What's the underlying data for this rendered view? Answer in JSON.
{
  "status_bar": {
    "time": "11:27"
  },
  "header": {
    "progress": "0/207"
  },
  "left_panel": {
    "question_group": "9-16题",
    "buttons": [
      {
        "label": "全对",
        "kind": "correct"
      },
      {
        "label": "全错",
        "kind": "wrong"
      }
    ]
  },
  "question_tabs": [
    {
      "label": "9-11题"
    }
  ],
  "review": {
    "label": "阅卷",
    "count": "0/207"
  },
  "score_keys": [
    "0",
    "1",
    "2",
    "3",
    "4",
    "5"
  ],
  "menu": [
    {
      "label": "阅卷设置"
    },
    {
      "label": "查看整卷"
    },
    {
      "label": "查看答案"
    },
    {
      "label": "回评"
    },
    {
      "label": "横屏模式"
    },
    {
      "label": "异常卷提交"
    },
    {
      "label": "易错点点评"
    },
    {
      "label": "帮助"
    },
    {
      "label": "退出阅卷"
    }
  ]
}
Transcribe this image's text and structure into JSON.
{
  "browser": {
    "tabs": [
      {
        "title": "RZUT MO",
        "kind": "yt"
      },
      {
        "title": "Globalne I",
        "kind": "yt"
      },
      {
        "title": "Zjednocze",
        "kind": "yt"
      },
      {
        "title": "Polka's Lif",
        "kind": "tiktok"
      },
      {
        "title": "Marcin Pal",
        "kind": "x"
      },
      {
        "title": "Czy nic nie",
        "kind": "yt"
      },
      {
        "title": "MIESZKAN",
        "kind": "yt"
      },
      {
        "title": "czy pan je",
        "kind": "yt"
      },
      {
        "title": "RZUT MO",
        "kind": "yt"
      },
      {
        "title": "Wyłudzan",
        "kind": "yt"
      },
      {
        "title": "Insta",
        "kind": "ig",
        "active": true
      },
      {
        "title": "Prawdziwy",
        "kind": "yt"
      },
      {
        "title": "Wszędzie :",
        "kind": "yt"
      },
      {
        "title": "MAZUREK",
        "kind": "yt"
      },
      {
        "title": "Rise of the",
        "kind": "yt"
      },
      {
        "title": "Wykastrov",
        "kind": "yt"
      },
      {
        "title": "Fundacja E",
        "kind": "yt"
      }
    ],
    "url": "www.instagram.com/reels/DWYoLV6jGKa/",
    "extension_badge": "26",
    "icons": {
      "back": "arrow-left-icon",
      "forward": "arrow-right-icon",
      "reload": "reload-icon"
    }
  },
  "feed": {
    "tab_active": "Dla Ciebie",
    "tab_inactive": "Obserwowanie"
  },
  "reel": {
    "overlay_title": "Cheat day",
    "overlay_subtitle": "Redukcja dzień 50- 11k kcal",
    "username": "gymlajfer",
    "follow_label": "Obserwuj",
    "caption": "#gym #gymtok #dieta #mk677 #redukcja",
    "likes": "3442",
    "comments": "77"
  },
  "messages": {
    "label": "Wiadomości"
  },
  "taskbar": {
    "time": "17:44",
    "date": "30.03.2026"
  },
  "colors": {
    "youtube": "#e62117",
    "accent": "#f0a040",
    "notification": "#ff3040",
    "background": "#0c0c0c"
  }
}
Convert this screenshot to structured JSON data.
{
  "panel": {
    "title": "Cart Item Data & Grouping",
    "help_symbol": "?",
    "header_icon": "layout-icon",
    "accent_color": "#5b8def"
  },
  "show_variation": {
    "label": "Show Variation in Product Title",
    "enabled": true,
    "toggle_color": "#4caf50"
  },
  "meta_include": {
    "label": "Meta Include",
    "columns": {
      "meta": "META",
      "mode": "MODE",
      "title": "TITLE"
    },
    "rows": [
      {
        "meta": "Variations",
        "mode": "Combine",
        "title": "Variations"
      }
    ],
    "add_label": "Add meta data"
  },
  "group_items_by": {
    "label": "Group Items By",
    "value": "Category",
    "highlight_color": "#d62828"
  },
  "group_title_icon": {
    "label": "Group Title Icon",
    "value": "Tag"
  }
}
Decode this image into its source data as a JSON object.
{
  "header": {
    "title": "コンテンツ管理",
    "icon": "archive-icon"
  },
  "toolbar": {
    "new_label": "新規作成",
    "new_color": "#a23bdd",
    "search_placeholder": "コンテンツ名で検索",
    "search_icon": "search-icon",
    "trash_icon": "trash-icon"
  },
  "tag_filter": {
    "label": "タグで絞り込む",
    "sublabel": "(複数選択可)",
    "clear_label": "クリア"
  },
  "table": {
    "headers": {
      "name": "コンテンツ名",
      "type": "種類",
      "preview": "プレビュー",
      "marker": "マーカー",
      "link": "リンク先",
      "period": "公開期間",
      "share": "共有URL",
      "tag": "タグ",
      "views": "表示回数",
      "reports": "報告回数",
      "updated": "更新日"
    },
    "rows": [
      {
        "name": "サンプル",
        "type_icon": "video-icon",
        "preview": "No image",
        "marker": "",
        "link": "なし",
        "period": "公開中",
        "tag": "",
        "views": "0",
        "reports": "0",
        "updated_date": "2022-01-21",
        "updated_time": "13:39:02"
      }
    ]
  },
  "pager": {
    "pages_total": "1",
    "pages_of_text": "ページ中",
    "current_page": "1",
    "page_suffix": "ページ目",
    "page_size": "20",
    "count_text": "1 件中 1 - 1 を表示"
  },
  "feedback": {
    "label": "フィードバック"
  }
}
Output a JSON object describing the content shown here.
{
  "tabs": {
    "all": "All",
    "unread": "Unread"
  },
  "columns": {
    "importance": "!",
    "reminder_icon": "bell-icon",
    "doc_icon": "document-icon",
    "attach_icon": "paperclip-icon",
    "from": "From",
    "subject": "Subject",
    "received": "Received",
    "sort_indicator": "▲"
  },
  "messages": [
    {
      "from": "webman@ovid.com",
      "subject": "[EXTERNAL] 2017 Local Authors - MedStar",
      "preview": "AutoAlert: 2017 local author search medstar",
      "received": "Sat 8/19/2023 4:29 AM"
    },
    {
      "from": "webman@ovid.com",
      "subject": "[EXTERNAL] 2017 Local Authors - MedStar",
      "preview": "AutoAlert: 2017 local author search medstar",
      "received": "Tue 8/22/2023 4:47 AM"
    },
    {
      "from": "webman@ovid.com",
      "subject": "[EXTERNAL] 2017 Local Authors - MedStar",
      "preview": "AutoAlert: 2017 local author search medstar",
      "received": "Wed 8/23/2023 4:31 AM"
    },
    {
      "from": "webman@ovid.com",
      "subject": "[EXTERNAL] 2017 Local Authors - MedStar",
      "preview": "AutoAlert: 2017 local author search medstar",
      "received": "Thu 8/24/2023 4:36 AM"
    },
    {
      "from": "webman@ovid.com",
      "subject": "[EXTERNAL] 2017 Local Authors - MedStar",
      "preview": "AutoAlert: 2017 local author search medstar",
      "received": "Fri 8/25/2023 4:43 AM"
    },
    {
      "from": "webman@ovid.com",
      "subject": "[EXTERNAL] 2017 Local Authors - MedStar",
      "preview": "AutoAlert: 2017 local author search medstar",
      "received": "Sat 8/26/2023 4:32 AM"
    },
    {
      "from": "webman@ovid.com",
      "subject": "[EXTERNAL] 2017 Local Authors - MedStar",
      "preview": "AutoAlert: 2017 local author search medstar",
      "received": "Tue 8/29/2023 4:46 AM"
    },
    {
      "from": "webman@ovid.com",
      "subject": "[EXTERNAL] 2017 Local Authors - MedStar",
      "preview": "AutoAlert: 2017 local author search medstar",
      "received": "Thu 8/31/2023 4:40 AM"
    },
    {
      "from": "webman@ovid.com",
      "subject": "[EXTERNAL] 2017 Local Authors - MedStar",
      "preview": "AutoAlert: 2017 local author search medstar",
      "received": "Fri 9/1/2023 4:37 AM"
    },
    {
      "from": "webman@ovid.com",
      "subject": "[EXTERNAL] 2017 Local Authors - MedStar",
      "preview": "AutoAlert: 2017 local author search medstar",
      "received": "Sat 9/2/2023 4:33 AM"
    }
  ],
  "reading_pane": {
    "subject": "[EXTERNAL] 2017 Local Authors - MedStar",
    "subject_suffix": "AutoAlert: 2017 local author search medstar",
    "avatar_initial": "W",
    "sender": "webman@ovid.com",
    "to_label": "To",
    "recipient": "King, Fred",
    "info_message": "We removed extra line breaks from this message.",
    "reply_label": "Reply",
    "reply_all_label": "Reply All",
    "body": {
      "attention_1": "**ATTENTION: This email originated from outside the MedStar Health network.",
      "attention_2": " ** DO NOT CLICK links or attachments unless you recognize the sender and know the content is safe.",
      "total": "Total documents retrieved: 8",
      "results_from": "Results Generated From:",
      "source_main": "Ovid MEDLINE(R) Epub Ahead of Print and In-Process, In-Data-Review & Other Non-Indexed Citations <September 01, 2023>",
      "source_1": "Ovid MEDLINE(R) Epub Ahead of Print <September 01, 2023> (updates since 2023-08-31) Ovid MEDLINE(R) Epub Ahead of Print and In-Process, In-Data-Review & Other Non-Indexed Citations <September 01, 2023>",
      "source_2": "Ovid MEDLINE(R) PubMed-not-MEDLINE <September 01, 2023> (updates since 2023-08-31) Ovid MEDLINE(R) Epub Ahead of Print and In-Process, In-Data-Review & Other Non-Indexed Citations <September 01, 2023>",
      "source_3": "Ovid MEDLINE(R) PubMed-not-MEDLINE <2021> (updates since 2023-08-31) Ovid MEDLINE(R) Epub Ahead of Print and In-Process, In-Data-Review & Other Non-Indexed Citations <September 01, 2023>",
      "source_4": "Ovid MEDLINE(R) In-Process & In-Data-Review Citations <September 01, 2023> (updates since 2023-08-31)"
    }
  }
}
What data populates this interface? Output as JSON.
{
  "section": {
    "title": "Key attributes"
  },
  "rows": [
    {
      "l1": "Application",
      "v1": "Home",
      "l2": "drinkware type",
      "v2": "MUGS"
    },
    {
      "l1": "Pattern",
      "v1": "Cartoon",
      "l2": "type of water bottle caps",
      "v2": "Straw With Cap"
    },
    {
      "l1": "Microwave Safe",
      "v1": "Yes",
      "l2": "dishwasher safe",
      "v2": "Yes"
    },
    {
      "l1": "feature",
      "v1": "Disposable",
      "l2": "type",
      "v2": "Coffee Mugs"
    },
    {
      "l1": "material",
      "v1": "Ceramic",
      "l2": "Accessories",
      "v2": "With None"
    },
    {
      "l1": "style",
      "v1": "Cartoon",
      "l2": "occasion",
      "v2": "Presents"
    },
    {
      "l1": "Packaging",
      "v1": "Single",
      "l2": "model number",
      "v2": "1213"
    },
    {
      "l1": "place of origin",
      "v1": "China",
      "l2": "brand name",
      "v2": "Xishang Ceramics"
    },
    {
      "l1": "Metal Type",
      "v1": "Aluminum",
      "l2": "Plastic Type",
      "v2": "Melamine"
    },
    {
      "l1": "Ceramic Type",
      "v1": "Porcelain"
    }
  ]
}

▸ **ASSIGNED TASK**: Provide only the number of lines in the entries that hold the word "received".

▸ **ANSWER SPACE**: 11